[Excerpted data]:
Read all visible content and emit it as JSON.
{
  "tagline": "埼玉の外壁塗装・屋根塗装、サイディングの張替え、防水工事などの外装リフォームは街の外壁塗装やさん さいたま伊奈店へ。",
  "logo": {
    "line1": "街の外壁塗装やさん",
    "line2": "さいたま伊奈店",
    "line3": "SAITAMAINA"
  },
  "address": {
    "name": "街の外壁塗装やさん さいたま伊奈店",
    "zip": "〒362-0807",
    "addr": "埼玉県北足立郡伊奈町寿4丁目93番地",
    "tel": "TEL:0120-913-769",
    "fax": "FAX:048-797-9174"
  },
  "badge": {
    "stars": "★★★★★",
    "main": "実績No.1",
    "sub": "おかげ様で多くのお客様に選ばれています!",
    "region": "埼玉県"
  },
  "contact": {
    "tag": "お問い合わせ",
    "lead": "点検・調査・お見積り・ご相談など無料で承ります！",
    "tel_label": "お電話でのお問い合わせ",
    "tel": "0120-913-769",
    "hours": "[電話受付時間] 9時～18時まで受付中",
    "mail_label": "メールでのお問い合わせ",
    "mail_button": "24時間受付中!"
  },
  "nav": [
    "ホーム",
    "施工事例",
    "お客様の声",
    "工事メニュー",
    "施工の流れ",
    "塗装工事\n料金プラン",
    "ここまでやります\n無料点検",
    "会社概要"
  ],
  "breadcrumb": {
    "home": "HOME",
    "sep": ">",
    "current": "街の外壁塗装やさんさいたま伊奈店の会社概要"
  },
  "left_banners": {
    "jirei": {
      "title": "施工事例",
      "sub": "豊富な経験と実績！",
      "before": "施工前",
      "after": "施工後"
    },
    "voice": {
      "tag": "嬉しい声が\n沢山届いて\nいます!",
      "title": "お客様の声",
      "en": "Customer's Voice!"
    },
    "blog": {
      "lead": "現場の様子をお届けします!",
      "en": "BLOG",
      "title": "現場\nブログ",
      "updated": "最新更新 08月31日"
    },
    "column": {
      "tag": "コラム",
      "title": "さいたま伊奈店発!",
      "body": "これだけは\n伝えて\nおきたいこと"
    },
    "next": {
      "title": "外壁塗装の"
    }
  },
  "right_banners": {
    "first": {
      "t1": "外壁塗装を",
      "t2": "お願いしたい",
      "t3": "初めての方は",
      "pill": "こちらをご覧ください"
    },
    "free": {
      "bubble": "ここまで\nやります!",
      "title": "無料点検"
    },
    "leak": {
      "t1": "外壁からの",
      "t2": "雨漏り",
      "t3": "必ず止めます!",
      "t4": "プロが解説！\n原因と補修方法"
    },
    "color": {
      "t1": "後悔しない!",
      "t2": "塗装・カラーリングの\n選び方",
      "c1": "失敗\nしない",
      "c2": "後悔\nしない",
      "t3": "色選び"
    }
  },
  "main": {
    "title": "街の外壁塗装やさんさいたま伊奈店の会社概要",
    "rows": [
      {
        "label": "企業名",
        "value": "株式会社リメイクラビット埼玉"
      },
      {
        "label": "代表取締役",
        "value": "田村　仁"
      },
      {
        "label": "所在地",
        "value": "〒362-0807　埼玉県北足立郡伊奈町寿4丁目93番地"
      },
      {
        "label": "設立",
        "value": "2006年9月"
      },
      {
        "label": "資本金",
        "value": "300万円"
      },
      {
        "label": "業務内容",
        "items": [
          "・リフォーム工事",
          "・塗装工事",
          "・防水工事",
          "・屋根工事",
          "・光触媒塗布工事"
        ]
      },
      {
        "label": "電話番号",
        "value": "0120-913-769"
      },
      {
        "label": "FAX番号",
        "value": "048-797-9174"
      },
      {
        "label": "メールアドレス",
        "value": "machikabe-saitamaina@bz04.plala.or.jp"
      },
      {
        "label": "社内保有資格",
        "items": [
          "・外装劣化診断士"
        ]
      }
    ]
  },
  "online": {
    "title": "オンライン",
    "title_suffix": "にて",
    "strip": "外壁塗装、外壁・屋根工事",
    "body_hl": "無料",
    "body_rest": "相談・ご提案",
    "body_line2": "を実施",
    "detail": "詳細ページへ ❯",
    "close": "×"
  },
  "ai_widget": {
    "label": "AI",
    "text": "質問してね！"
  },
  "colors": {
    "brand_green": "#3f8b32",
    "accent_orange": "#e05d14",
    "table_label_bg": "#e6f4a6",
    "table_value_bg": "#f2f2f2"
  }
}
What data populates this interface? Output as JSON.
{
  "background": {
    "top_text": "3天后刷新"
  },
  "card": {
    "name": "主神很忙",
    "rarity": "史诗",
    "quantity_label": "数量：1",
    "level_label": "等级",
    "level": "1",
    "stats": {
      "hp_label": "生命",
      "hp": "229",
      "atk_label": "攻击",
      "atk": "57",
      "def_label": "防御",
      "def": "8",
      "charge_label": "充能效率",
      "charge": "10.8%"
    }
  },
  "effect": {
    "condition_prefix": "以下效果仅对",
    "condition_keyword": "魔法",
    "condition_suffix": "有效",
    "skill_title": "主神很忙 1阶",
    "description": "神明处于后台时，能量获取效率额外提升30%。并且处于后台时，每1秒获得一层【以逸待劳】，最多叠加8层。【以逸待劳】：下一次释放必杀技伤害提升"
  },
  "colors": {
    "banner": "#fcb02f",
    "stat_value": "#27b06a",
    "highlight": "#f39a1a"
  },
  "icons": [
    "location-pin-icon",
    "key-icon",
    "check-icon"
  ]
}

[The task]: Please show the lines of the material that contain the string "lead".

[Reply]:
    "lead": "点検・調査・お見積り・ご相談など無料で承ります！",
      "lead": "現場の様子をお届けします!",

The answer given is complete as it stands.